The sanctions dished out by Qu Jin were little more than glorified pats, always delivered with an impish grin. The severe tones and expressions of the tutor were merely an affectation that amused and unnerved the class in equal measure. The ‘pats’ actually served a sound purpose: they regained attention, underlined erroneous technique and curbed any dalliances with misbehaviour. Having witnessed red-eyed volunteers infuriated by recalcitrant boys during my sporting forays, the function of the fear was understandable.
Furthermore, when the authoritarian mask of Qu Jin slipped, he readily tickled and tenderly tussled with the wee ones. Afterwards he was willing to pose, guard up, for a photo with myself. An affable character, perhaps a role model, was lurking behind the thorny exterior that dictated his taekwondo domain.
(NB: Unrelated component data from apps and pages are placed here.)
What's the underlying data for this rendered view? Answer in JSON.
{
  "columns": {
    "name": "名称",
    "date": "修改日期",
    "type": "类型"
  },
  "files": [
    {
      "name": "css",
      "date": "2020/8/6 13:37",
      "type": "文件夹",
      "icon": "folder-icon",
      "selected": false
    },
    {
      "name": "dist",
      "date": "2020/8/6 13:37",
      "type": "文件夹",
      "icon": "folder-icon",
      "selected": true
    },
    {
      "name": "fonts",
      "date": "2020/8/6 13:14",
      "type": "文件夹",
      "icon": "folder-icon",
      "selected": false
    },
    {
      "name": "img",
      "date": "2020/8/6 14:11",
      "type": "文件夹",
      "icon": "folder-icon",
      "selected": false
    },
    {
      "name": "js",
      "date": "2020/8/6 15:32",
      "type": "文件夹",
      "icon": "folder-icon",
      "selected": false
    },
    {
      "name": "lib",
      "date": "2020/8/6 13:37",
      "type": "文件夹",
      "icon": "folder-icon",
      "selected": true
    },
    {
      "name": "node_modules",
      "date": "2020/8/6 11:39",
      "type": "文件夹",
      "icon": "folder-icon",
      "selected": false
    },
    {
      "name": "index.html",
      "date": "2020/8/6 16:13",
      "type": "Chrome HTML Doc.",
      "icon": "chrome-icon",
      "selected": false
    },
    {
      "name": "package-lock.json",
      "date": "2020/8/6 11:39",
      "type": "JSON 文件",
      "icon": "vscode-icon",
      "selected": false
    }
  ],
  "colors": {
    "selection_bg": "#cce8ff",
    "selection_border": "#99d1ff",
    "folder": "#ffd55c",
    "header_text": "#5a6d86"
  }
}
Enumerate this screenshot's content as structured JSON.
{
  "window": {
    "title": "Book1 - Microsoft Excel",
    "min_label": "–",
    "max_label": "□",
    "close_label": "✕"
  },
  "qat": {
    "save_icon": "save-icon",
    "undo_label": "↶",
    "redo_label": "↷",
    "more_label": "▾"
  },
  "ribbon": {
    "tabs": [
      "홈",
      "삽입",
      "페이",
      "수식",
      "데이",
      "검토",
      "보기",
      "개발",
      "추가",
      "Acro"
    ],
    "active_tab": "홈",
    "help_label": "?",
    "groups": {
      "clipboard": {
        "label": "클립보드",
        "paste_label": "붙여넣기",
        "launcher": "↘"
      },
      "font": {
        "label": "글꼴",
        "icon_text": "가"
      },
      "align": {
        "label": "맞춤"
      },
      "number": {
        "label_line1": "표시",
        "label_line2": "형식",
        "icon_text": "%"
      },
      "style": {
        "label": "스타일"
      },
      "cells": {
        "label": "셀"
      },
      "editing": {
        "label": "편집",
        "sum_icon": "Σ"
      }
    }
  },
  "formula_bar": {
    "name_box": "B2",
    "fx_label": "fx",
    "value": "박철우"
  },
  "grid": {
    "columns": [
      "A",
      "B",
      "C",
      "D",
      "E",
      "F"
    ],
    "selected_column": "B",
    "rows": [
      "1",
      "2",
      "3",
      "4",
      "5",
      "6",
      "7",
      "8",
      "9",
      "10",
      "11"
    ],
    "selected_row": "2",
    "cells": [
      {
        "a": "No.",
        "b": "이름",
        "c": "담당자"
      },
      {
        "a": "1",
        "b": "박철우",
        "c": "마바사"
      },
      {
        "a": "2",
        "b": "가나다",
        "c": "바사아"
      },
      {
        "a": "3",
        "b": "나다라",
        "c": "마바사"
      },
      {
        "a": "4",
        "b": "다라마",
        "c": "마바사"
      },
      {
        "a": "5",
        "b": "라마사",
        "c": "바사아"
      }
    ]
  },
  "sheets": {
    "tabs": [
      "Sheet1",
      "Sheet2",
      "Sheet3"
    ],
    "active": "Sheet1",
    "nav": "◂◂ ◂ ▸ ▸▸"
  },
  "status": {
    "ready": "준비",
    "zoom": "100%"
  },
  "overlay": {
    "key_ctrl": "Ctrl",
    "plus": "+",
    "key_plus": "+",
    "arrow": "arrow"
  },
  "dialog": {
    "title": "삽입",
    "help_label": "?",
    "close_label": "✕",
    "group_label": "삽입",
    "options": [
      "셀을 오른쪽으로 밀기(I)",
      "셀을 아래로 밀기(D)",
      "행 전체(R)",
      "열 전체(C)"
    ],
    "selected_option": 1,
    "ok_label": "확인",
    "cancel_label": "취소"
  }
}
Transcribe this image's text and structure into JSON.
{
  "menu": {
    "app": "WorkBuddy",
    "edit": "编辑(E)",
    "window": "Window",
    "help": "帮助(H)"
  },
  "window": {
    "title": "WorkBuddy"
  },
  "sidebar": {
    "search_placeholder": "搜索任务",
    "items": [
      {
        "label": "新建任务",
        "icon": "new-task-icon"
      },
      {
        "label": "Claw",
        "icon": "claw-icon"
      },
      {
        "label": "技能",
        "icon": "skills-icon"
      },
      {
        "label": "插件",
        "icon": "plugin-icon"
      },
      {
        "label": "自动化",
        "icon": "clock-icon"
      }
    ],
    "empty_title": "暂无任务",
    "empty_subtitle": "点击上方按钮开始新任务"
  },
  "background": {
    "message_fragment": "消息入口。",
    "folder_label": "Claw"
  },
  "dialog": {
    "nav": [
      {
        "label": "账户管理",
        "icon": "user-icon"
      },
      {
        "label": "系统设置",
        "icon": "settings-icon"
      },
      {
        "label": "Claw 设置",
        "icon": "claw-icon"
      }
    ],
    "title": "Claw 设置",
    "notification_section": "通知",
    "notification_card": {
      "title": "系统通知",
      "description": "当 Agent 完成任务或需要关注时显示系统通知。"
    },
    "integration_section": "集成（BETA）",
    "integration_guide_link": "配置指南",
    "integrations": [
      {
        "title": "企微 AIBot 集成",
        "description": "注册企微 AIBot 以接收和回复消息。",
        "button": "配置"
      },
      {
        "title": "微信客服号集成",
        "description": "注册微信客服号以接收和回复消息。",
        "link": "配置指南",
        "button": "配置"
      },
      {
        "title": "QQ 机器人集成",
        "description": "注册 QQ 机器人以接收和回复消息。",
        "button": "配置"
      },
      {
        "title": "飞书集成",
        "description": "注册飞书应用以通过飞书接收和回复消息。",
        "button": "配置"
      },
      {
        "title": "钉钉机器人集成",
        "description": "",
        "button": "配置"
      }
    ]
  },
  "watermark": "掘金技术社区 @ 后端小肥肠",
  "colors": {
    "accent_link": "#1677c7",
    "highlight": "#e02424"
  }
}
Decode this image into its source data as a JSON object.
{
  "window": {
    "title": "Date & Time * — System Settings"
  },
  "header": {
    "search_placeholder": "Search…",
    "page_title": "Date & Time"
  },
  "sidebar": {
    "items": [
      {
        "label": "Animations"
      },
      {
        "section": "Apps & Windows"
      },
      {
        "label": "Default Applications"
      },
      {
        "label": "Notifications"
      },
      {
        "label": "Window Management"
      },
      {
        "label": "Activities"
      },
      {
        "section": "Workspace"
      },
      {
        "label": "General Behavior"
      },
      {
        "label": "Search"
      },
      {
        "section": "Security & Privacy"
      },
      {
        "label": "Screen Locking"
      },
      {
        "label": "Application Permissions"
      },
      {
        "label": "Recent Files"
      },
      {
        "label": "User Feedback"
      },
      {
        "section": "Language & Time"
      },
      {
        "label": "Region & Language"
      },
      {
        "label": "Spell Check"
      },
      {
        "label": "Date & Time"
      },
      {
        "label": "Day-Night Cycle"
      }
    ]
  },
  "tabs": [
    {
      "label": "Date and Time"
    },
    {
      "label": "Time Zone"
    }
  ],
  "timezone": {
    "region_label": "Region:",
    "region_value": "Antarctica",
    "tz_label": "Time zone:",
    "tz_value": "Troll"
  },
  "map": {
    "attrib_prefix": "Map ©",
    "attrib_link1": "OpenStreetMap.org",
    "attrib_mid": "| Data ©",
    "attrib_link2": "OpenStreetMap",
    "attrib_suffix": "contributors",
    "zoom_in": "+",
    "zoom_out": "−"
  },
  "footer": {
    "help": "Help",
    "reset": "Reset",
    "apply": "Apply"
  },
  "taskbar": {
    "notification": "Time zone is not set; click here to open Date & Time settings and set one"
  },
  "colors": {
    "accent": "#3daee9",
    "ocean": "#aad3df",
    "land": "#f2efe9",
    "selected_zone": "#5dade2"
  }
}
The training itself was indeed an endless cycle of heel kicks, front kicks and side swipes. Once more, the tutor’s vigil ensured that every technical glitch of the students was poured over, emphasised and then rectified. The repetitions comprised the majority of the session, with children as young as six tasked with the gruelling programme. That equated to two hours of drills and punishment with a meagre two minutes reserved for a drinks break. No stone was left unturned, no sweat unbroken.
Although the sight of callow children ran into the ground was a little too regimented for my palate, I had to admire the precision of their work. The combatant’s footwork, execution and professionalism were something to behold with every strike showcasing a pulse of energy emanating from the hips, cascading through the legs and flourishing in the points of their toes.
Also of note, the session both opened and culminated with a saluting of the flag; an action I’d never come across previously in the UK. With their right hand placed over their heart, a hush fell over the kicking brigade as they gazed reverently at the red insignia of China. A telling reminder of the nation’s Communist past, the gesture seemed to place the country above and beyond all, intimating commonality in what is a fractured nation.
Juxtaposed against my familiarity with UK youth sport, the dissimilarities became ever starker. The abiding memories of my local football set-up are characterised by a sensation of a social experience, one not dominated by the primacy of success or any particular value. Sheer enjoyment was the raison d’etre, a world apart from the pragmatism of the taekwondo lesson.
So in short, what did this encounter inform me about sport and culture in the Chinese heartland? My observation would be that there is a kernel of veracity at the centre of every stereotype. Of my experience so far hard graft, perseverance and discipline appear to be the bedrock of this thriving nation; a notion reflected in both organised sports and educational pursuits. Ever wondered why Chinese Olympians have perfected the poker face and are decidedly undemonstrative? I am willing to ledger a bet that those characteristics are indoctrinated in settings such as the dreary dojo, where men are masculinised and prima donnas extinguished.
This conclusion should not insinuate, for example, that the youth of France apply a particularly laissez-faire attitude to their sports undertakings, nor do the German’s of tomorrow abide by a ‘Vorsprung Durch Technik’ credo. Rather, my observations can only assert that youth sport does indeed have a founding impact on the shaping of the next generation.
So having tasted and comprehended a glimpse of the dynamics behind the teaching of Chinese Taekwondo, did I now favour it over Britain’s approach to sport of underachieving camaraderie which dyed my competitive upbringing? In no way, shape or form – but, I am after all, just another British softie.